It has made Amman a key ally of Gulf States due to traditional links and its stance against the terror group, the Syrian regime, and, to some extent, against Iran.
"Jordan has strengthened ties with Gulf States to unprecedented levels not seen since before the 1990 Iraqi invasion of Kuwait," Qassemi added.
"This is due to a variety of economic, social and political reasons - however the impetus may have been the war on IS for which Jordan is the most vulnerable due its proximity to Iraq and Syria."
This presents something of a dilemma for Arab journalists.
Their pursuit for truth is at risk of becoming a victim of fear, as a contained Islamic State group looks at expanding its reach outside its "borders".
This is being pursued through violent sectarian attacks in the Gulf states, and the growth of IS affiliates in Libya, Egypt and Yemen.
IS has been successful in recruiting Jordanians to its cause through online media platforms - and many fear a "fifth column" could emerge.
Its team of savvy but ghoulish propagandists are viewed as one of the most technologically advanced and impactful in the region.
Jordan would be an obvious target for the group.
Although King Abdullah has successfully steered his country through the uncertainties of the Arab Spring, his earlier ideas for democratic reform have been put on hold.
Journalists face repressive new measures that threaten jail and other penalties if they diverge too far from government policy.
The latest measures includes press and publication, anti-terrorism and cybercrime laws, which critics say are used selectively to clamp down on critics of the government.
The Arab League meeting has brought further fears that Jordan is about to embark on another set of draconian laws against free speech under the pretext of tackling terrorism.
"Their main objective seems to be an attempt to control the propagation of IS digital material. Many would consider that to be a noble pursuit in this age of religious extremism, where extremists thrive on shock value," said Naseem Tarawnah, founder of popular Jordanian blog Black Iris.
"We've seen how this plays out when governments attempt to 'regulate' this space. It manifests in laws that encourage censorship and fear, and have a tendency to extend beyond the perimeters of this content."
Tarawnah said that regulatory laws governing the media in the Arab world tend to be used for political purposes and to silence opposition.
However, it was the country's more orthodox penal code - not the more recent publication laws - which was used to prosecute Zaki Bani Irshied, deputy leader of Jordan’s Muslim Brotherhood.
Irshied was arrested in 2014 for criticising Jordan's Gulf ally - the UAE - on his Facebook page.
However, as his comments were made on social media he could not be charged with breaking press laws.
Writers and owners of blogs, websites and others news forums viewed as seditious can, however, be charged under the law.
As an unorthodox militant group, IS has relied on social media and video to spread its message and find its many willing recruits and sympathisers through online forums.
Tarawnah sees independent online media - particularly growing from the young - as the best way to tackle the proliferation of such ideas.
Government regulation of this "open market of ideas" could lead to a race to the bottom, however.

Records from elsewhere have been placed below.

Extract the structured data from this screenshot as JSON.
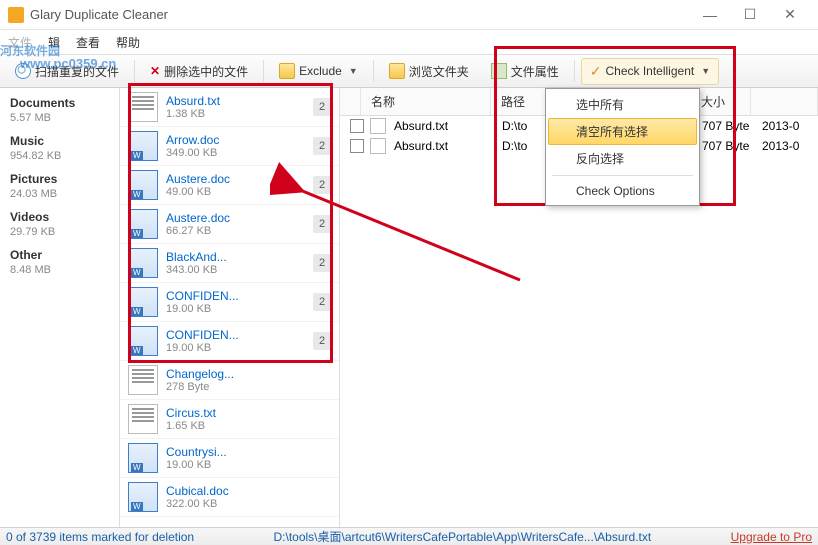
{
  "window": {
    "title": "Glary Duplicate Cleaner"
  },
  "watermark": {
    "main": "河东软件园",
    "sub": "www.pc0359.cn"
  },
  "menu": {
    "file": "文件",
    "edit": "辑",
    "view": "查看",
    "help": "帮助"
  },
  "toolbar": {
    "scan": "扫描重复的文件",
    "delete": "删除选中的文件",
    "exclude": "Exclude",
    "browse": "浏览文件夹",
    "props": "文件属性",
    "check": "Check Intelligent"
  },
  "sidebar": [
    {
      "name": "Documents",
      "size": "5.57 MB"
    },
    {
      "name": "Music",
      "size": "954.82 KB"
    },
    {
      "name": "Pictures",
      "size": "24.03 MB"
    },
    {
      "name": "Videos",
      "size": "29.79 KB"
    },
    {
      "name": "Other",
      "size": "8.48 MB"
    }
  ],
  "files": [
    {
      "name": "Absurd.txt",
      "size": "1.38 KB",
      "type": "txt",
      "count": "2"
    },
    {
      "name": "Arrow.doc",
      "size": "349.00 KB",
      "type": "doc",
      "count": "2"
    },
    {
      "name": "Austere.doc",
      "size": "49.00 KB",
      "type": "doc",
      "count": "2"
    },
    {
      "name": "Austere.doc",
      "size": "66.27 KB",
      "type": "doc",
      "count": "2"
    },
    {
      "name": "BlackAnd...",
      "size": "343.00 KB",
      "type": "doc",
      "count": "2"
    },
    {
      "name": "CONFIDEN...",
      "size": "19.00 KB",
      "type": "doc",
      "count": "2"
    },
    {
      "name": "CONFIDEN...",
      "size": "19.00 KB",
      "type": "doc",
      "count": "2"
    },
    {
      "name": "Changelog...",
      "size": "278 Byte",
      "type": "txt",
      "count": ""
    },
    {
      "name": "Circus.txt",
      "size": "1.65 KB",
      "type": "txt",
      "count": ""
    },
    {
      "name": "Countrysi...",
      "size": "19.00 KB",
      "type": "doc",
      "count": ""
    },
    {
      "name": "Cubical.doc",
      "size": "322.00 KB",
      "type": "doc",
      "count": ""
    }
  ],
  "detail": {
    "cols": {
      "name": "名称",
      "path": "路径",
      "size": "大小"
    },
    "rows": [
      {
        "name": "Absurd.txt",
        "path": "D:\\to",
        "size": "707 Byte",
        "date": "2013-0"
      },
      {
        "name": "Absurd.txt",
        "path": "D:\\to",
        "size": "707 Byte",
        "date": "2013-0"
      }
    ]
  },
  "popup": {
    "select_all": "选中所有",
    "clear_all": "清空所有选择",
    "invert": "反向选择",
    "options": "Check Options"
  },
  "status": {
    "marked": "0 of 3739 items marked for deletion",
    "path": "D:\\tools\\桌面\\artcut6\\WritersCafePortable\\App\\WritersCafe...\\Absurd.txt",
    "upgrade": "Upgrade to Pro"
  }
}
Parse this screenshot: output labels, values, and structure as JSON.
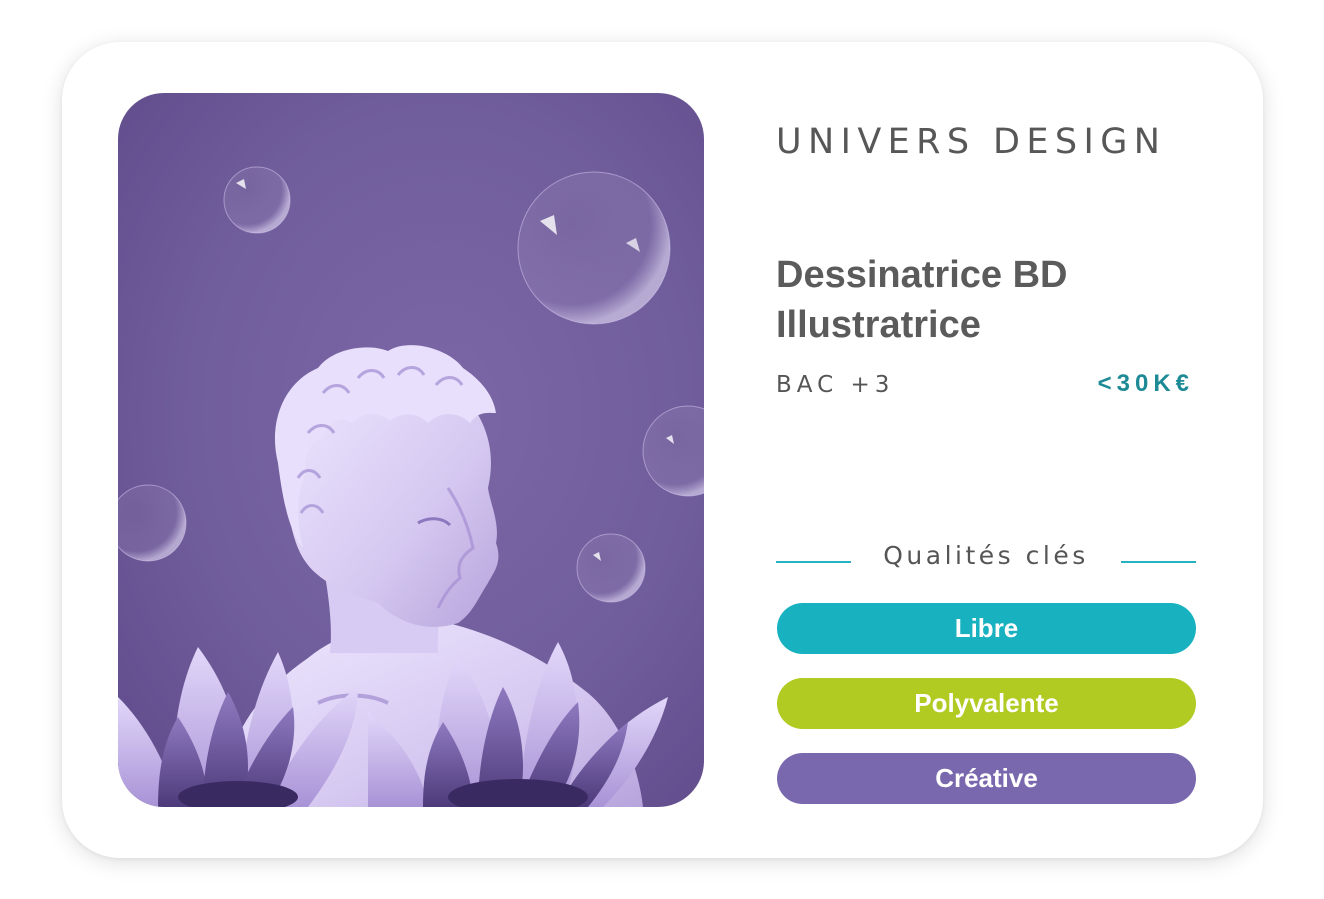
{
  "card": {
    "category": "UNIVERS DESIGN",
    "title_lines": [
      "Dessinatrice BD",
      "Illustratrice"
    ],
    "level": "BAC +3",
    "salary": "<30K€",
    "image": "statue-bust-with-bubbles-and-flowers"
  },
  "qualities": {
    "header": "Qualités clés",
    "items": [
      {
        "label": "Libre",
        "color": "#17b1bf"
      },
      {
        "label": "Polyvalente",
        "color": "#b1cb23"
      },
      {
        "label": "Créative",
        "color": "#7a68ae"
      }
    ]
  },
  "colors": {
    "accent": "#1d8a96",
    "line": "#27b2c2",
    "photo_tint": "#705d9b"
  }
}
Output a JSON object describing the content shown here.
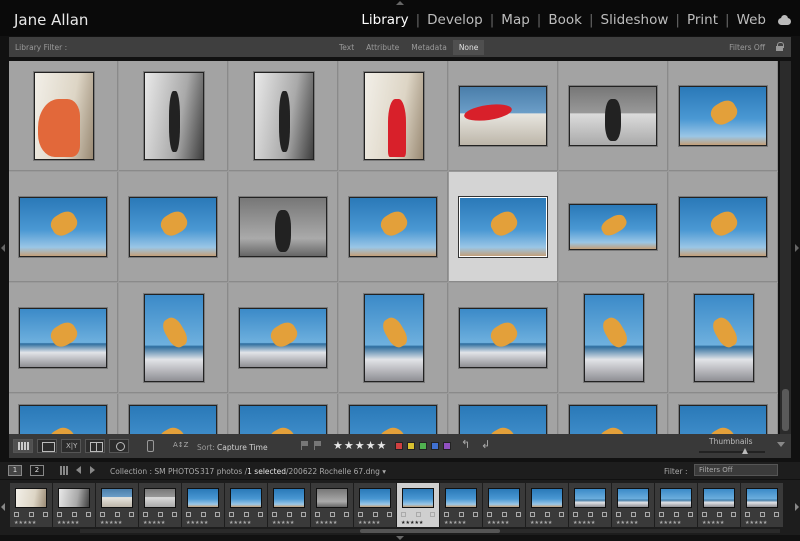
{
  "header": {
    "user_name": "Jane Allan",
    "modules": [
      "Library",
      "Develop",
      "Map",
      "Book",
      "Slideshow",
      "Print",
      "Web"
    ],
    "active_module": "Library"
  },
  "filter_bar": {
    "label": "Library Filter :",
    "options": [
      "Text",
      "Attribute",
      "Metadata",
      "None"
    ],
    "active_option": "None",
    "status": "Filters Off"
  },
  "toolbar": {
    "sort_label": "Sort:",
    "sort_value": "Capture Time",
    "compare_label": "X|Y",
    "az_label": "A↕Z",
    "stars": "★★★★★",
    "color_labels": [
      "#d04040",
      "#d8c030",
      "#50b050",
      "#4070d0",
      "#9050c0"
    ],
    "thumbnails_label": "Thumbnails",
    "thumbnail_size": 0.7
  },
  "status_bar": {
    "page_1": "1",
    "page_2": "2",
    "collection": "Collection : SM PHOTOS",
    "count": "317 photos /",
    "selected": "1 selected",
    "file": "/200622 Rochelle 67.dng ▾",
    "filter_label": "Filter :",
    "filter_value": "Filters Off"
  },
  "filmstrip": {
    "stars": "★★★★★"
  },
  "grid": {
    "selected_index": 11
  }
}
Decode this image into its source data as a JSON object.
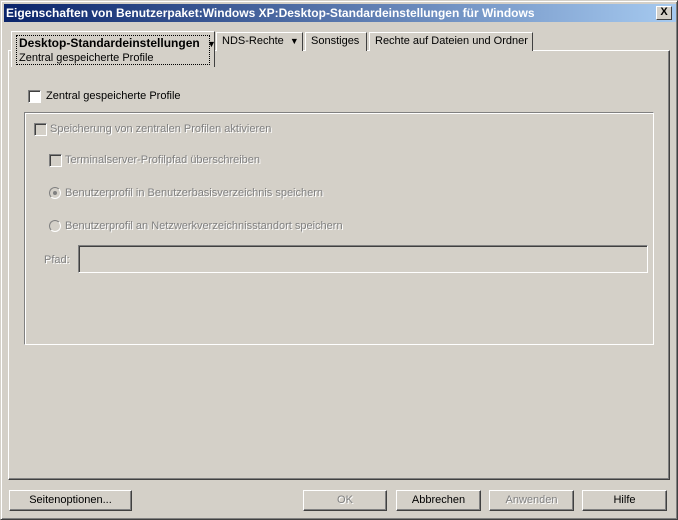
{
  "window": {
    "title": "Eigenschaften von Benutzerpaket:Windows XP:Desktop-Standardeinstellungen für Windows",
    "close": "X"
  },
  "tabs": [
    {
      "label": "Desktop-Standardeinstellungen",
      "sub": "Zentral gespeicherte Profile",
      "arrow": "▼"
    },
    {
      "label": "NDS-Rechte",
      "arrow": "▼"
    },
    {
      "label": "Sonstiges"
    },
    {
      "label": "Rechte auf Dateien und Ordner"
    }
  ],
  "form": {
    "central_profiles": {
      "label": "Zentral gespeicherte Profile",
      "checked": false
    },
    "activate": {
      "label": "Speicherung von zentralen Profilen aktivieren",
      "checked": false
    },
    "terminal": {
      "label": "Terminalserver-Profilpfad überschreiben",
      "checked": false
    },
    "radio_home": {
      "label": "Benutzerprofil in Benutzerbasisverzeichnis speichern",
      "selected": true
    },
    "radio_network": {
      "label": "Benutzerprofil an Netzwerkverzeichnisstandort speichern",
      "selected": false
    },
    "path": {
      "label": "Pfad:",
      "value": ""
    }
  },
  "buttons": {
    "page_options": "Seitenoptionen...",
    "ok": "OK",
    "cancel": "Abbrechen",
    "apply": "Anwenden",
    "help": "Hilfe"
  }
}
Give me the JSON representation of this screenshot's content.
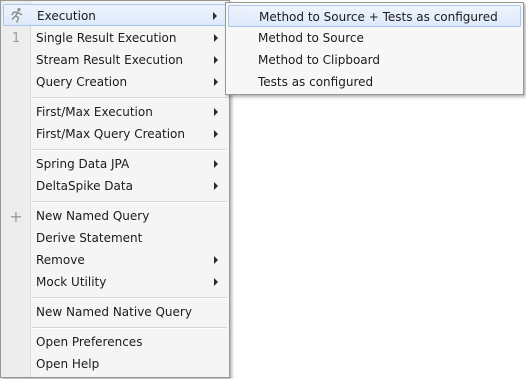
{
  "main_menu": {
    "items": [
      {
        "label": "Execution"
      },
      {
        "label": "Single Result Execution"
      },
      {
        "label": "Stream Result Execution"
      },
      {
        "label": "Query Creation"
      },
      {
        "label": "First/Max Execution"
      },
      {
        "label": "First/Max Query Creation"
      },
      {
        "label": "Spring Data JPA"
      },
      {
        "label": "DeltaSpike Data"
      },
      {
        "label": "New Named Query"
      },
      {
        "label": "Derive Statement"
      },
      {
        "label": "Remove"
      },
      {
        "label": "Mock Utility"
      },
      {
        "label": "New Named Native Query"
      },
      {
        "label": "Open Preferences"
      },
      {
        "label": "Open Help"
      }
    ],
    "badge_single_result": "1",
    "plus_symbol": "+"
  },
  "sub_menu": {
    "items": [
      {
        "label": "Method to Source + Tests as configured"
      },
      {
        "label": "Method to Source"
      },
      {
        "label": "Method to Clipboard"
      },
      {
        "label": "Tests as configured"
      }
    ]
  },
  "colors": {
    "highlight_border": "#a9c6ef",
    "highlight_fill": "#dde9fb",
    "menu_background": "#f5f5f5",
    "icon_gray": "#9a9a9a"
  },
  "icons": {
    "execution": "running-man-icon",
    "single_result": "number-one-icon",
    "new_named_query": "plus-icon",
    "submenu": "chevron-right-icon"
  }
}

We saw this with the Syrian regime's handling of protests in 2011, and have come to learn that suppression only breeds further anger and violence.
However, Tarawnah said that stability is also a major concern of Jordanians, and the voice of the "man in the street" in rarely heard in mainstream media. The media has also been unsuccessful in convincing Jordanians of the importance of a free press.
"It's a war of ideas in a digital space. The goal should be to champion alternative narratives that can push back against forces we deem extremist," the blogger said.
"The way for one side to 'win' is to be a participant in that space, rather than shut out the competing voices, no matter how much one might find those voices to go against universal values of human rights."